How To Maintain A “People-First” Company Culture — Even During A Crisis

POST WRITTEN BY
Jeff Webb

COVID-19 is challenging all of us in ways we have never been challenged before. This is also true for companies across America, and across the world, that are confronting difficult decisions, restructuring their workplaces and redefining their employees’ roles. Ultimately, company culture, or “how” a company does what it does, could determine which organizations are resilient enough to navigate crises like these and ultimately thrive in the “next normal.”

Much has been written (paywall) about the connections between positive workplace cultures, employee engagement, productivity and corporate success. As it turns out, one HBR article (paywall) highlighted that some of the best companies to work for have been those that have and maintain a culture of putting people — especially their customers and employees — first. Yes, these are unprecedented times. But, the same “people first” cultures that grow companies could be the ones that position them to effectively respond to crises like the coronavirus pandemic.

Over the years, we worked hard at my company to put our people first and create an egalitarian culture that gives all employees respect and the opportunity to contribute their maximum potential. Here are some of my suggestions for leaders as they look to support their employees during this pandemic (and any other crisis).

Keep Morale High

At the best of times, boosting employee morale can lead to happy, motivated employees who work harder and accomplish more as a team. Times like these are not the best of times. People are worried about their health and safety. They are worried about keeping their jobs and being able to pay their bills. They are worried for themselves, their families, their friends and their neighbors. A people-first workplace culture should recognize this and create new ways to keep morale high and employees connected to each other and their company.

Here are a few suggestions to get you started:

• Organize virtual team bonding activities. Perhaps your company organized happy hours. Or had a softball league. Or celebrated employee birthdays. Just because your team can’t congregate in-person doesn’t mean they won’t benefit from socializing with each other. With video conferencing software like Zoom and Google Hangouts, your team can stay connected not just for official business, but also for all of the bonding moments that contribute to great office culture.

• Relax policies. Families of all shapes and sizes are now sheltering in place together and trying to balance the demands of work and home. Children, pets, partners and roommates can all impact your employees’ ability to productively work from home. It is a period of adjustment for them, and it should be for you as well. Lead with compassion by considering each employee’s unique circumstances and doing what you can to be flexible — especially regarding their schedules.

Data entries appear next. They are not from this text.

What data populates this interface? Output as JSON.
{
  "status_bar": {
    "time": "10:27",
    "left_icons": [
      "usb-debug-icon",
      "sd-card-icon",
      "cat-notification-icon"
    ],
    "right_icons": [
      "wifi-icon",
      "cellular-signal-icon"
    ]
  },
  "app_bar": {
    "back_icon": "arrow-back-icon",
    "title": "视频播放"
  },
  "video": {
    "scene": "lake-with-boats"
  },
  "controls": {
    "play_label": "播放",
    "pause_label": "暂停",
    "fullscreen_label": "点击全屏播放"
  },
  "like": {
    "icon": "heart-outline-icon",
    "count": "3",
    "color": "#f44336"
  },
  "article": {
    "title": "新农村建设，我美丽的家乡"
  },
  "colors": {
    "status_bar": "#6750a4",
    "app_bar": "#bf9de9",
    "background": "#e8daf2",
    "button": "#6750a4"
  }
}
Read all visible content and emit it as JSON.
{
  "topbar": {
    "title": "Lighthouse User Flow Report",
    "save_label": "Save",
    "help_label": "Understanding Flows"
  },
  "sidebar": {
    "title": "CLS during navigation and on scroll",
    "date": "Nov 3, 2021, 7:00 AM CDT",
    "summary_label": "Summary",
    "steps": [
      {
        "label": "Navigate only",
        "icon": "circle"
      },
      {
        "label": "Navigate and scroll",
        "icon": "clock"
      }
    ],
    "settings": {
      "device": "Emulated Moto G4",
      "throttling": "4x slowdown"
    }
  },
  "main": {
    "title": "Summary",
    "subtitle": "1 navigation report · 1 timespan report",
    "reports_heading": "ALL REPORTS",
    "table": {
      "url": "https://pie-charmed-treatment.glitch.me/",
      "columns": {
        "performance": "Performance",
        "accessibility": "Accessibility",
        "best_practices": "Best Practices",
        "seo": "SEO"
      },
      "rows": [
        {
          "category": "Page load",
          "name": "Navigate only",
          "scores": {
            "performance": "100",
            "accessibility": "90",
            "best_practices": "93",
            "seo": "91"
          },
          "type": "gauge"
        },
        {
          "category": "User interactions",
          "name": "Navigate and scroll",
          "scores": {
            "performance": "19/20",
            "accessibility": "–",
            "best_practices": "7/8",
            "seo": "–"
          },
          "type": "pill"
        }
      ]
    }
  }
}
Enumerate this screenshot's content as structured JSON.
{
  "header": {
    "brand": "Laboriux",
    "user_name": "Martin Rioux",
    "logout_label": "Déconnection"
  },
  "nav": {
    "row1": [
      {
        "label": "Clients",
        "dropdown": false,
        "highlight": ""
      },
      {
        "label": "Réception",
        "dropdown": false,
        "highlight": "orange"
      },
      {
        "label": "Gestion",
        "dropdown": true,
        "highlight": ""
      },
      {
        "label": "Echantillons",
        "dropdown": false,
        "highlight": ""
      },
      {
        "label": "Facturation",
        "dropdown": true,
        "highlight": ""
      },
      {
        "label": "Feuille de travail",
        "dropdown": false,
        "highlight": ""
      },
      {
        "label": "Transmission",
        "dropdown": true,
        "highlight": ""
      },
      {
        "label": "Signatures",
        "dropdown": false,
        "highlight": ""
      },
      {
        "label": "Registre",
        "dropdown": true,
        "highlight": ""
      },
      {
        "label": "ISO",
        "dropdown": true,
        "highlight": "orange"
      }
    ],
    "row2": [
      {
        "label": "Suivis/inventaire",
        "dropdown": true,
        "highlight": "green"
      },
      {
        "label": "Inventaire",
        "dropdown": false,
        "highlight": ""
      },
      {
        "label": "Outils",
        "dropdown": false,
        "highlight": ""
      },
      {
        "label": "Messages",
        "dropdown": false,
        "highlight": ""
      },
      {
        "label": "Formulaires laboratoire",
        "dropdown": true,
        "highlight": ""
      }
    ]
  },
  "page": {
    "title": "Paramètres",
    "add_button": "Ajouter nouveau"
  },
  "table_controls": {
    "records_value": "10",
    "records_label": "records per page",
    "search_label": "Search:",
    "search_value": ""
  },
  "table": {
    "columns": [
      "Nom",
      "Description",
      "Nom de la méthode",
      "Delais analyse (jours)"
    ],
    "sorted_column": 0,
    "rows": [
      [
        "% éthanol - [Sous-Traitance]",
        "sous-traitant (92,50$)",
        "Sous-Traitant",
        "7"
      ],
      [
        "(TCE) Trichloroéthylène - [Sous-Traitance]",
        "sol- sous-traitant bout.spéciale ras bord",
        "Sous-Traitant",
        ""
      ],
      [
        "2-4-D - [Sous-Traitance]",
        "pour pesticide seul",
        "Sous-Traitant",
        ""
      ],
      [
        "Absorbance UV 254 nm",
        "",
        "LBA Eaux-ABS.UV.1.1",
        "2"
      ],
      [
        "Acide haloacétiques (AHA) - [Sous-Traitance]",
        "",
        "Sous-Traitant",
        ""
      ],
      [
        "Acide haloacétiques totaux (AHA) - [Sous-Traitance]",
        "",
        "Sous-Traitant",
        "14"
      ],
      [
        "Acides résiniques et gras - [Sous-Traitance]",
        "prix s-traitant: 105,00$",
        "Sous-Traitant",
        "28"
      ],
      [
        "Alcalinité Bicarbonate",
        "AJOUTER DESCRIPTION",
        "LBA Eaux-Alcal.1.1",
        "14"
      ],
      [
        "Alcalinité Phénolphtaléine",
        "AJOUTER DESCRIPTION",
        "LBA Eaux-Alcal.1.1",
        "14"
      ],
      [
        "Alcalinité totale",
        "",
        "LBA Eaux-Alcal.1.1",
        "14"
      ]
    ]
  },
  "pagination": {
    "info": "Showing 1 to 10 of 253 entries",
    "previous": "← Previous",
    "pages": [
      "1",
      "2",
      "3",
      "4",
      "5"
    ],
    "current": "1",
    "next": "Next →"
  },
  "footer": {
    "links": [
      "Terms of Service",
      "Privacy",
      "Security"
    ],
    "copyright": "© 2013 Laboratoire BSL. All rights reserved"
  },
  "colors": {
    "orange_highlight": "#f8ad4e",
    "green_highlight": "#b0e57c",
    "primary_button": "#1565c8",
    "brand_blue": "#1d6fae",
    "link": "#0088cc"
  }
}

• Provide wellness resources. There is no doubt that many of your employees will feel anxious and overwhelmed during a crisis. Some may have pre-existing mental health concerns that make them particularly vulnerable to the impacts of stress. Provide varied resources to support your employees’ well-being, whether those are tips on stress relief, virtual meditation sessions, reminders about employee assistance plans or access to professional counselors.

Overcommunicate

These are uncharted waters for all of us. Don’t fall into the trap of under-communicating because you don’t have all the answers. No one is expecting you to. By communicating both what you do and do not know, you can demystify the situation for employees, put everyone’s minds at ease and provide hope for the future. What’s more, honesty breeds trust, and a 2018 study (via SHRM) found that employees who trust their employers are more likely to go above and beyond in their role by working longer hours. So, above all else, be honest and transparent with your employees. Keep them apprised of how things are going at the company and what you’re planning without sugar coating it.

To effectively overcommunicate, you can also consider:

• Establishing a consistent virtual meeting schedule for all employees: all-team meetings and town halls can go a long way toward ensuring that employees at all levels feel informed, respected and valued. They also create another opportunity for team bonding.

• Meeting with teams and direct reports at least once a week: more intimate and focused meetings provide direct access to leadership and the opportunity to ask questions and delve into specific concerns. They also allow leaders to reinforce important company messages.

• Putting things in writing: meetings allow for a human connection, but there are times when they are not practical. Be sure to also post or disseminate written information via channels such as email, a company intranet, collaboration tools like Slack or company Facebook channels.

Listen

Companies should listen to their employees and empower them to help make the company better. By showing employees that you care about what they think, you can create stronger buy-in for the initiatives you eventually prioritize. The stakes are very high during times of crisis, and your employees may be less vocal, so here are a few things you can do to invite their feedback:

• Hold open office hours. Set up a virtual “open-door policy” and make it clear that all employees are welcome to schedule time with you. You may get feedback and ideas in these sessions that you will never get in larger meetings, and the conversations can also serve as a great early-warning system.

• Create a “suggestion box.” Suggestion boxes are a way for employees to remain anonymous and share ideas, whether they’re big or small. Be sure to acknowledge each suggestion.

• Reward good ideas. If a team member comes up with a strategy that helps profit margins or company efficiency, reward them  even if it’s just with a public “thank you.”

No one knows exactly what the future will hold. But workplace culture can make or break a company’s success. It’s important to carry corporate culture through every phase of a company’s development, including through moments of crisis. There’s no silver bullet, but a people-first culture can keep employees inspired and engaged and create a healthier and more resilient workforce for the future.

Read the original article here.